___ Records for the exercise ___
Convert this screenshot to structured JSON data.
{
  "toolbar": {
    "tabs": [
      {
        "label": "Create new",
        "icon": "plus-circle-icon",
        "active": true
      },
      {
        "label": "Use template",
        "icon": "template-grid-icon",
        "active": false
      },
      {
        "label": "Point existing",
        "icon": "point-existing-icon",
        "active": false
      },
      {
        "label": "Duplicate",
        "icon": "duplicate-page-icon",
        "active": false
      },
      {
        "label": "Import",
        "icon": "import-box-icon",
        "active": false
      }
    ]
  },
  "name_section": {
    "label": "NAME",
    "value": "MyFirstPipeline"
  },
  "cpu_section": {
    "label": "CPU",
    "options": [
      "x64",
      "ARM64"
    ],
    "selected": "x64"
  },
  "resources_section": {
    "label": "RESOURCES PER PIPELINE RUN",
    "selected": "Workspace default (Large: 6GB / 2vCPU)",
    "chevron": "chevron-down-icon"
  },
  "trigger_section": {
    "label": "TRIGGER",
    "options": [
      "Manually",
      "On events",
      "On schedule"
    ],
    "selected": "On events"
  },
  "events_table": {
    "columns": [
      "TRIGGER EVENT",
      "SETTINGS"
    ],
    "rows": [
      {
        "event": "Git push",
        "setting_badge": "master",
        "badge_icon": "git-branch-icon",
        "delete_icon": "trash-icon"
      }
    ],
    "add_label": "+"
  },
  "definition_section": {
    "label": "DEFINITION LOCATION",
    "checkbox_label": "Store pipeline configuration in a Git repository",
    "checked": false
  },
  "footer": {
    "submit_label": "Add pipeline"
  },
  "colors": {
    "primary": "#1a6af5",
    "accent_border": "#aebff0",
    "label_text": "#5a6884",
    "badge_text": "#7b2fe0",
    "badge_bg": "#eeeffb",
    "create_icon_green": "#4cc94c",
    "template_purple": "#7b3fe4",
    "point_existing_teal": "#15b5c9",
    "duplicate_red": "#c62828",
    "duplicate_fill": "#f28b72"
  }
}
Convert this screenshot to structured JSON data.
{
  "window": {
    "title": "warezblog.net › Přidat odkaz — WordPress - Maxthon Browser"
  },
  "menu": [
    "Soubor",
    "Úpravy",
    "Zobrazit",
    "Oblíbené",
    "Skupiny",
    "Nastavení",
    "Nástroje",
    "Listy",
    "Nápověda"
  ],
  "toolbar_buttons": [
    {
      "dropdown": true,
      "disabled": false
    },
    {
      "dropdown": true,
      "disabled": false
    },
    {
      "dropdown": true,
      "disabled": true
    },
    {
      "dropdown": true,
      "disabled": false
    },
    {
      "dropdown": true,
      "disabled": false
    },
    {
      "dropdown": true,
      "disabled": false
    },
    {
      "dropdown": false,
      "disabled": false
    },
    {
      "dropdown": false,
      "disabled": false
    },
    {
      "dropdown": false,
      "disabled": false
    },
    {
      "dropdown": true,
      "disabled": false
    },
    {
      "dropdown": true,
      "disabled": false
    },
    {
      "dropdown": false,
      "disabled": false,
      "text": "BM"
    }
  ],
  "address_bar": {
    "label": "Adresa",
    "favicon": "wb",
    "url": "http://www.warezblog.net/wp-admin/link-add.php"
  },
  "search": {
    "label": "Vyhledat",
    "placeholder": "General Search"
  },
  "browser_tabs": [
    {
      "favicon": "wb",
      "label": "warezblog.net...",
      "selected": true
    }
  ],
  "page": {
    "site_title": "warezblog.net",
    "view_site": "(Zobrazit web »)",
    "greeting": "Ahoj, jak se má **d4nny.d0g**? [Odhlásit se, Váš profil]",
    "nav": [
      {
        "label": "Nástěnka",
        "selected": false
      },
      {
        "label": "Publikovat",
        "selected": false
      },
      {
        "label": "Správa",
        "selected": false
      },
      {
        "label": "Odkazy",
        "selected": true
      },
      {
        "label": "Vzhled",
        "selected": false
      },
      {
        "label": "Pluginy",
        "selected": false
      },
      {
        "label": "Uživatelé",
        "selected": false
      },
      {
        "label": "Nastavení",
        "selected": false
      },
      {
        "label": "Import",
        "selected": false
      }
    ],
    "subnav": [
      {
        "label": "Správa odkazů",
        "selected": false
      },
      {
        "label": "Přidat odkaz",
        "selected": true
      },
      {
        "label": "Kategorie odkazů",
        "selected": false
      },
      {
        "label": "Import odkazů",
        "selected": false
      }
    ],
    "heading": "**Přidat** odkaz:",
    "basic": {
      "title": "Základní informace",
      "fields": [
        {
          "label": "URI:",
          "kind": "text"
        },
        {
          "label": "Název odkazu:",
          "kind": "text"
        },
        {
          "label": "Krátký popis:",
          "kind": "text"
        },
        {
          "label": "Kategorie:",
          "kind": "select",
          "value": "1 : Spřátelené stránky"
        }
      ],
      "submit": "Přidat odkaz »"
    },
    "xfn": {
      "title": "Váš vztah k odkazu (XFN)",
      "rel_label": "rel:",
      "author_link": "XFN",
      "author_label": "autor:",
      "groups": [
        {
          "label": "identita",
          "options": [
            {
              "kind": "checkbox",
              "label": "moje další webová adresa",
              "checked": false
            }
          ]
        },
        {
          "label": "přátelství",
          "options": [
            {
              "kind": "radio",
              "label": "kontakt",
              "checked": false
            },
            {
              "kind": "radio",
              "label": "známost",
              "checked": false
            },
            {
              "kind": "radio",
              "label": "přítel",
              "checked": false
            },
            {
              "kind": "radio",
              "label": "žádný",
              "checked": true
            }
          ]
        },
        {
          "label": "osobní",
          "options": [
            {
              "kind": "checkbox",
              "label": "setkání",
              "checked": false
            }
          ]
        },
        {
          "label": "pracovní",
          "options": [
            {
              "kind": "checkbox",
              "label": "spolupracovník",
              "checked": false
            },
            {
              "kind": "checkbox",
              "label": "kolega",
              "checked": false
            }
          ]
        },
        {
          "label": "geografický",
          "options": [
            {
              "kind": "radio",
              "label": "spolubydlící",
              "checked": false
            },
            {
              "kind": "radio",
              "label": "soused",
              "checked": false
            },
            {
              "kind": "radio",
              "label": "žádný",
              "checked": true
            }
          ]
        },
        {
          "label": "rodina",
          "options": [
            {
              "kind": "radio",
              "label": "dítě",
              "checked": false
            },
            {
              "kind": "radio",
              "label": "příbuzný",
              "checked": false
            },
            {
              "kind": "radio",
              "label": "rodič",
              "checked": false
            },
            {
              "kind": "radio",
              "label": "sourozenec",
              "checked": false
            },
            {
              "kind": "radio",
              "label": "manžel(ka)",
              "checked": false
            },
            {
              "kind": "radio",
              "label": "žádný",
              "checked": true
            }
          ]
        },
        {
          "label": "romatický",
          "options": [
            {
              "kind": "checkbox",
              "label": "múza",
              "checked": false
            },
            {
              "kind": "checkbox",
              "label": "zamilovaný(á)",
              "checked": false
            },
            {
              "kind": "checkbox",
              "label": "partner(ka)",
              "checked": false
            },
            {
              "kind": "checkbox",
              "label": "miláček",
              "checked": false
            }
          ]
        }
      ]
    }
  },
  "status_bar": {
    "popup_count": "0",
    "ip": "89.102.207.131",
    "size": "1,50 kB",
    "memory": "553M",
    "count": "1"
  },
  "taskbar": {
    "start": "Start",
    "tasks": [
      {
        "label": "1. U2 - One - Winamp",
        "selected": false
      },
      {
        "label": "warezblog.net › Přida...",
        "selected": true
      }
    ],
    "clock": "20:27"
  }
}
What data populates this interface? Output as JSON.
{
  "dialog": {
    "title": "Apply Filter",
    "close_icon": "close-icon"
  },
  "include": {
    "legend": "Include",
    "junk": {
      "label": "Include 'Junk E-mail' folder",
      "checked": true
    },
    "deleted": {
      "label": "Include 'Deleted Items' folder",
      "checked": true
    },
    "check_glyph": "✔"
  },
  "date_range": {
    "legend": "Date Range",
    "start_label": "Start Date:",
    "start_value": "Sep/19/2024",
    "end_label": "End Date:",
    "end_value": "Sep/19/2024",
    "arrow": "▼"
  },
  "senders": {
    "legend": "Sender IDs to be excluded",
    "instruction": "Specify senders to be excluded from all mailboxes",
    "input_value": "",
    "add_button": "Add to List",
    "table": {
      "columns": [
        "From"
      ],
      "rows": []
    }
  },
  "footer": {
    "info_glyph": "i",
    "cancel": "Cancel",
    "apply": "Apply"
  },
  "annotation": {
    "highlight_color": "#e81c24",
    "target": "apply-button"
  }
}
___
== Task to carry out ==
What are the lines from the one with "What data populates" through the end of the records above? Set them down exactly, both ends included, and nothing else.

== Solution ==
What data populates this interface? Output as JSON.
{
  "dialog": {
    "title": "Apply Filter",
    "close_icon": "close-icon"
  },
  "include": {
    "legend": "Include",
    "junk": {
      "label": "Include 'Junk E-mail' folder",
      "checked": true
    },
    "deleted": {
      "label": "Include 'Deleted Items' folder",
      "checked": true
    },
    "check_glyph": "✔"
  },
  "date_range": {
    "legend": "Date Range",
    "start_label": "Start Date:",
    "start_value": "Sep/19/2024",
    "end_label": "End Date:",
    "end_value": "Sep/19/2024",
    "arrow": "▼"
  },
  "senders": {
    "legend": "Sender IDs to be excluded",
    "instruction": "Specify senders to be excluded from all mailboxes",
    "input_value": "",
    "add_button": "Add to List",
    "table": {
      "columns": [
        "From"
      ],
      "rows": []
    }
  },
  "footer": {
    "info_glyph": "i",
    "cancel": "Cancel",
    "apply": "Apply"
  },
  "annotation": {
    "highlight_color": "#e81c24",
    "target": "apply-button"
  }
}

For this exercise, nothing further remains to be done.